--- START ---

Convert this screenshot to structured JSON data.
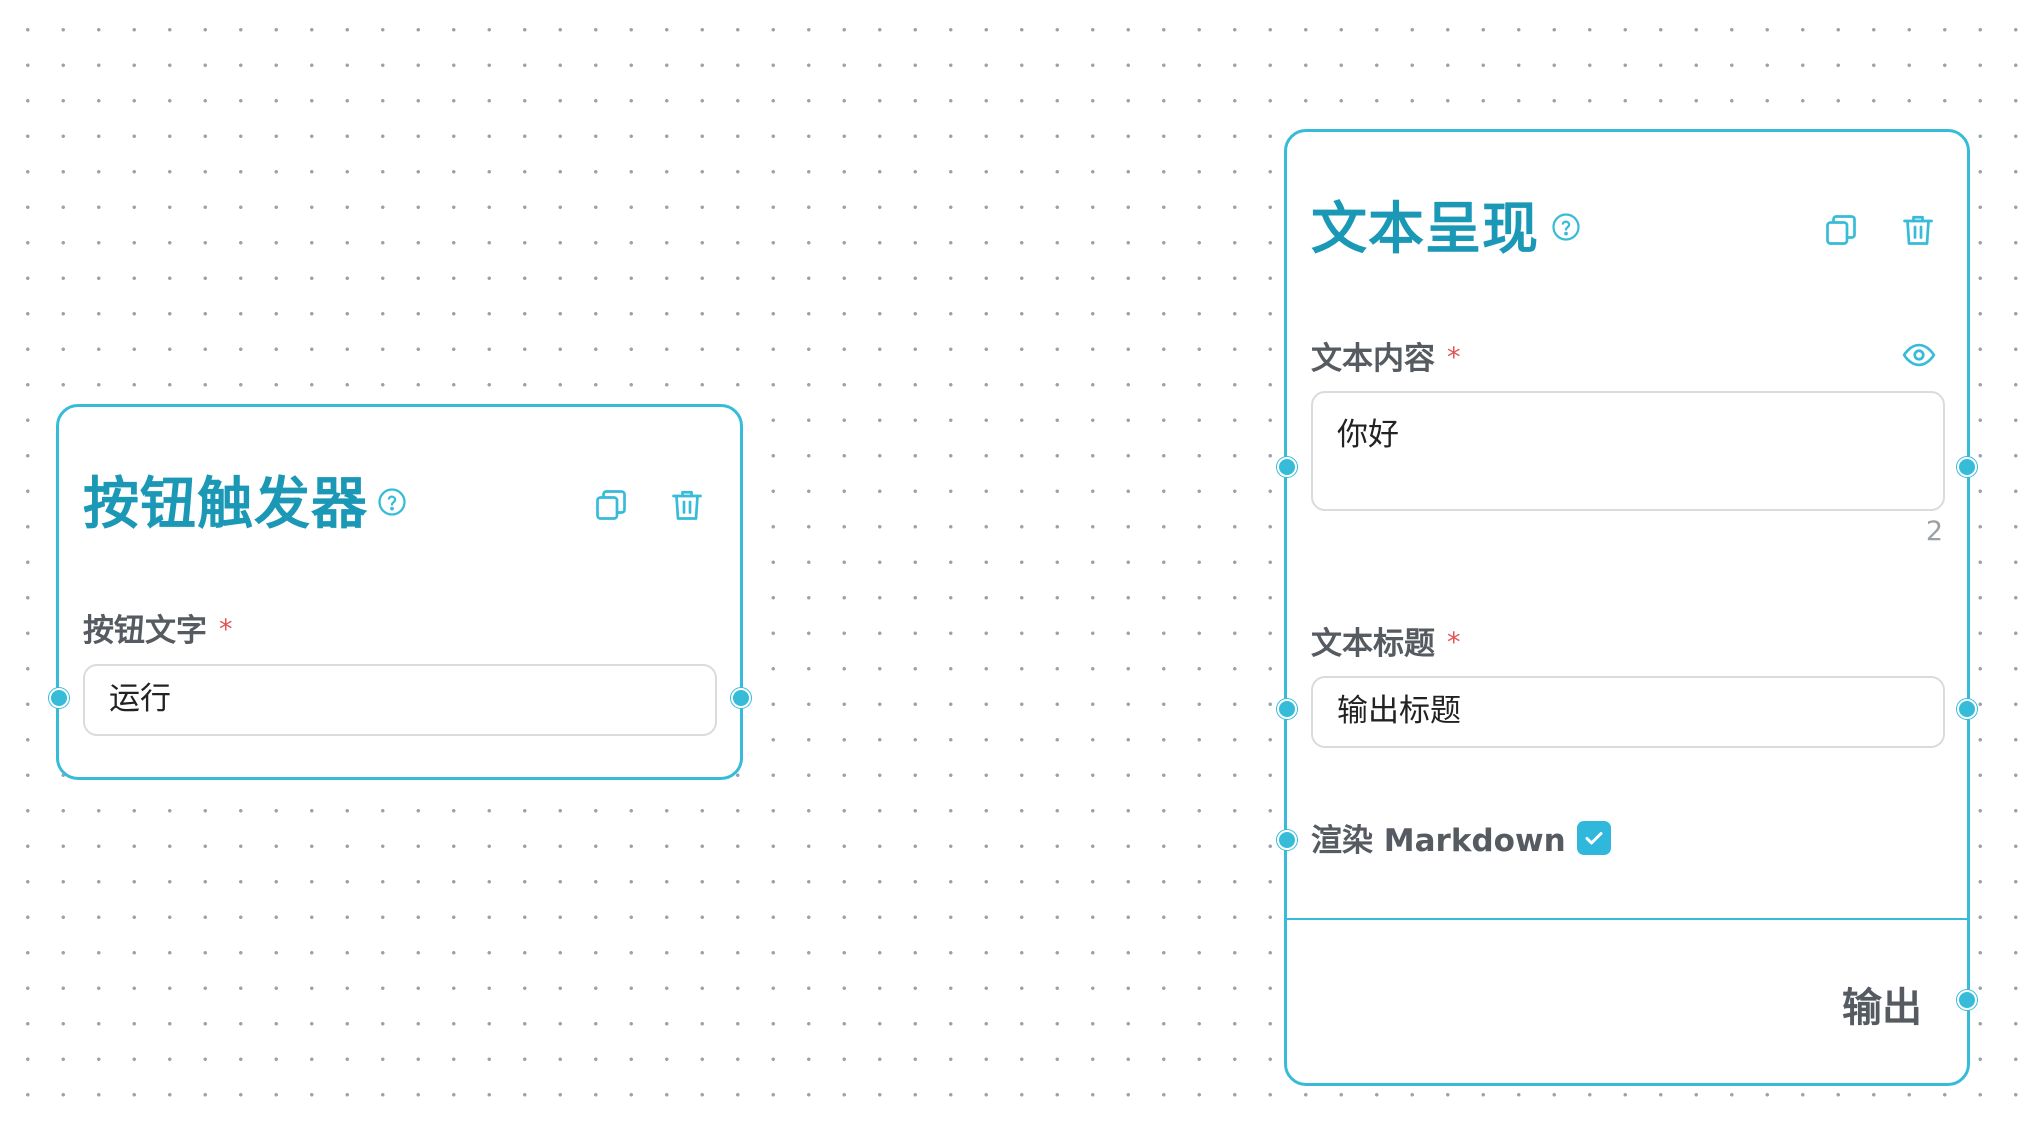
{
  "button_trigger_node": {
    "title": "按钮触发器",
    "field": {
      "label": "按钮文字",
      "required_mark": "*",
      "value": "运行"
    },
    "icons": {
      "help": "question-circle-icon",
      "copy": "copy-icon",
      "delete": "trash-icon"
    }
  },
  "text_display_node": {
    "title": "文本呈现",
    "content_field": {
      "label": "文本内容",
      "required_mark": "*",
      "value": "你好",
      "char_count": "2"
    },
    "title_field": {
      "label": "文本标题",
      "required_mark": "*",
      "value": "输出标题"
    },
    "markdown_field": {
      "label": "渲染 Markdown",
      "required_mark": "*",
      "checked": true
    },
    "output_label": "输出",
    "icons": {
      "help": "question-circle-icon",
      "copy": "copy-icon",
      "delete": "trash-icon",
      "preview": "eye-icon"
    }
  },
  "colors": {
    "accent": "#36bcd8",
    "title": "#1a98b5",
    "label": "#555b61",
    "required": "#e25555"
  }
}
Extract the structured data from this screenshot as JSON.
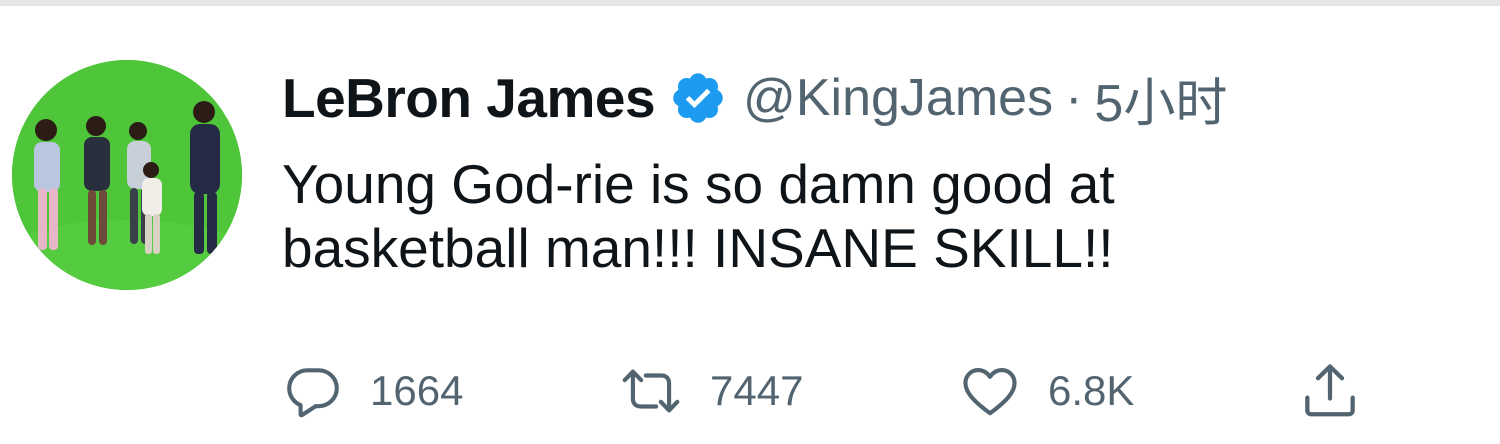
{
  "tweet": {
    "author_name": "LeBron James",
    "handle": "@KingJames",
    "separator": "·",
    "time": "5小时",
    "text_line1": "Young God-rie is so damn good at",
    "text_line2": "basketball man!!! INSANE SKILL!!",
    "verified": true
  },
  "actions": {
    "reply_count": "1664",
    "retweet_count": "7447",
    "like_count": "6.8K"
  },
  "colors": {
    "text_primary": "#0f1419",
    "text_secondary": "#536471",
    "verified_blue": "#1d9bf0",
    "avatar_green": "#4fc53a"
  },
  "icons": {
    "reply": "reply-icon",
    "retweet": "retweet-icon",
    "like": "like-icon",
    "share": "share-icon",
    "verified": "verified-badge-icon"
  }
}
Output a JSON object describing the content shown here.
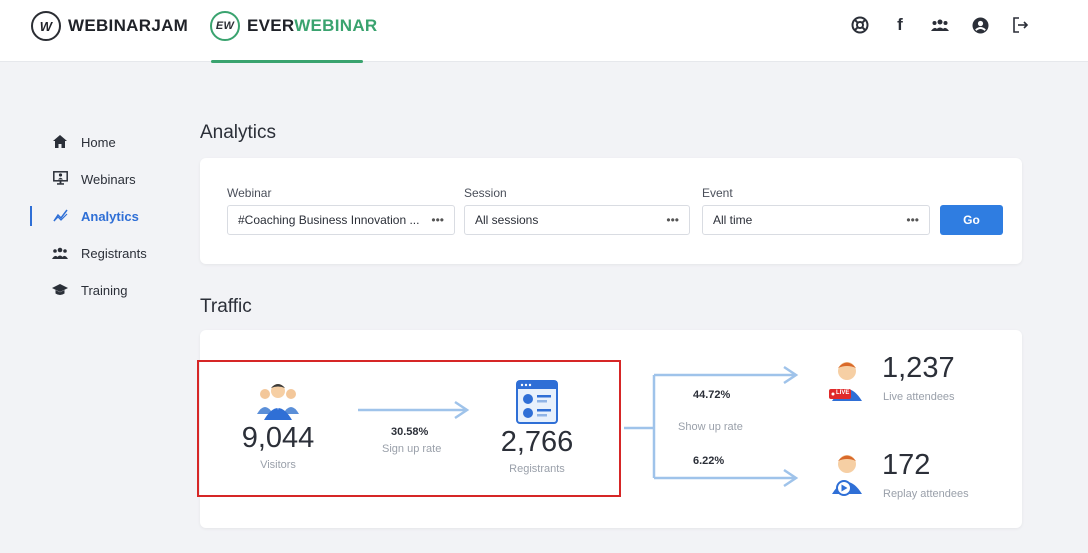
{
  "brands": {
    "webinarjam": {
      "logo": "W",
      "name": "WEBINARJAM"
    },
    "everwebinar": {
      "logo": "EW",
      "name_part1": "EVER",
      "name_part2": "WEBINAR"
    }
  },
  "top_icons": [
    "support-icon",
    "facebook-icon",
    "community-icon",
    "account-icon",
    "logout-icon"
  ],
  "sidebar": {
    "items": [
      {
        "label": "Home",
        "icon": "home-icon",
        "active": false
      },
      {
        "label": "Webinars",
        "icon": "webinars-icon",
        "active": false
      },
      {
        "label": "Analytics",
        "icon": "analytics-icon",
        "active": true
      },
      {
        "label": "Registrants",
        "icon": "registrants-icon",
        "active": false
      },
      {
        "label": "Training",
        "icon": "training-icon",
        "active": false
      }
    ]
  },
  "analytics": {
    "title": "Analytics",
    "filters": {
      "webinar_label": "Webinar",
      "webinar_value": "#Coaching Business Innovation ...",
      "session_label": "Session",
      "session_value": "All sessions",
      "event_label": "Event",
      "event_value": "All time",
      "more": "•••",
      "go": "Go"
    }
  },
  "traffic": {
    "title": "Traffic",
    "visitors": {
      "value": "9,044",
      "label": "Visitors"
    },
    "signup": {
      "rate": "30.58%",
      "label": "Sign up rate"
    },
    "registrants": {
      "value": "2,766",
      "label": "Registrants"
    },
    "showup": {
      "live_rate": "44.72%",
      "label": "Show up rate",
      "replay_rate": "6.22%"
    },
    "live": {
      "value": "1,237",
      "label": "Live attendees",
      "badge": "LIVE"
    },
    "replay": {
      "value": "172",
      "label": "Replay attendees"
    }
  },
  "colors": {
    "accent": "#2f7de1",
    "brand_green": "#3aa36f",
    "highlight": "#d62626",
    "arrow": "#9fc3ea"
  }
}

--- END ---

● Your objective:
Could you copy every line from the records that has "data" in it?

● Answer to the exercise:
Convert this screenshot to structured JSON data.
Extract the structured data from this screenshot as JSON.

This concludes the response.